__Prompt__:
Restate the entries below word for word, omitting nothing.

__Input data__:
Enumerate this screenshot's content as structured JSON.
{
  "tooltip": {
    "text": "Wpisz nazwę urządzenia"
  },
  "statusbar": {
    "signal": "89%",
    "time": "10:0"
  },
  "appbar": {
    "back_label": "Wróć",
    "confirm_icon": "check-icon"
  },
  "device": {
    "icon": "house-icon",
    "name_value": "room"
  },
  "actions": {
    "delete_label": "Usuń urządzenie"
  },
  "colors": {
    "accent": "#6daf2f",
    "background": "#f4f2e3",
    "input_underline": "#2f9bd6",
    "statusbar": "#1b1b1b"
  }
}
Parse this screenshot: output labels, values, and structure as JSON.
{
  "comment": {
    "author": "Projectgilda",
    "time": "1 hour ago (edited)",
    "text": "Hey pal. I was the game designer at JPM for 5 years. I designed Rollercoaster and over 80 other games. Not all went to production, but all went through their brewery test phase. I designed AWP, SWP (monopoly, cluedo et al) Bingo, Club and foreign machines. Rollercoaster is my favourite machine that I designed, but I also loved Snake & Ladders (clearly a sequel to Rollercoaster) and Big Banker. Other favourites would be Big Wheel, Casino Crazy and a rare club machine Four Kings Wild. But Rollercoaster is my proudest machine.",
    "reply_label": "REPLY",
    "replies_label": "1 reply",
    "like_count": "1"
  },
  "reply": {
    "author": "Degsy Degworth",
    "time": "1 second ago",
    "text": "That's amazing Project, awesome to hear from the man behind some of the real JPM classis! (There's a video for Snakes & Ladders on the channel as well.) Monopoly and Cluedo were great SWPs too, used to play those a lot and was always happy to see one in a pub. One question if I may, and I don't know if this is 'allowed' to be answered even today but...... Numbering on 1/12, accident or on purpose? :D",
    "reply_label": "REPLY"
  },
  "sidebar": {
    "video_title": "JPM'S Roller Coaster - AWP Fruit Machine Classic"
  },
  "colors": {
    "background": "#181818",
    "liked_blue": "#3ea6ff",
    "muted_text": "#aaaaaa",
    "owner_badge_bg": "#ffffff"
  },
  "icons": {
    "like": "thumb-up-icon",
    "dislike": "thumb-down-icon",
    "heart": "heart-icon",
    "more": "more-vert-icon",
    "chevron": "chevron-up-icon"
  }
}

__Your response__:
Enumerate this screenshot's content as structured JSON.
{
  "tooltip": {
    "text": "Wpisz nazwę urządzenia"
  },
  "statusbar": {
    "signal": "89%",
    "time": "10:0"
  },
  "appbar": {
    "back_label": "Wróć",
    "confirm_icon": "check-icon"
  },
  "device": {
    "icon": "house-icon",
    "name_value": "room"
  },
  "actions": {
    "delete_label": "Usuń urządzenie"
  },
  "colors": {
    "accent": "#6daf2f",
    "background": "#f4f2e3",
    "input_underline": "#2f9bd6",
    "statusbar": "#1b1b1b"
  }
}
Parse this screenshot: output labels, values, and structure as JSON.
{
  "comment": {
    "author": "Projectgilda",
    "time": "1 hour ago (edited)",
    "text": "Hey pal. I was the game designer at JPM for 5 years. I designed Rollercoaster and over 80 other games. Not all went to production, but all went through their brewery test phase. I designed AWP, SWP (monopoly, cluedo et al) Bingo, Club and foreign machines. Rollercoaster is my favourite machine that I designed, but I also loved Snake & Ladders (clearly a sequel to Rollercoaster) and Big Banker. Other favourites would be Big Wheel, Casino Crazy and a rare club machine Four Kings Wild. But Rollercoaster is my proudest machine.",
    "reply_label": "REPLY",
    "replies_label": "1 reply",
    "like_count": "1"
  },
  "reply": {
    "author": "Degsy Degworth",
    "time": "1 second ago",
    "text": "That's amazing Project, awesome to hear from the man behind some of the real JPM classis! (There's a video for Snakes & Ladders on the channel as well.) Monopoly and Cluedo were great SWPs too, used to play those a lot and was always happy to see one in a pub. One question if I may, and I don't know if this is 'allowed' to be answered even today but...... Numbering on 1/12, accident or on purpose? :D",
    "reply_label": "REPLY"
  },
  "sidebar": {
    "video_title": "JPM'S Roller Coaster - AWP Fruit Machine Classic"
  },
  "colors": {
    "background": "#181818",
    "liked_blue": "#3ea6ff",
    "muted_text": "#aaaaaa",
    "owner_badge_bg": "#ffffff"
  },
  "icons": {
    "like": "thumb-up-icon",
    "dislike": "thumb-down-icon",
    "heart": "heart-icon",
    "more": "more-vert-icon",
    "chevron": "chevron-up-icon"
  }
}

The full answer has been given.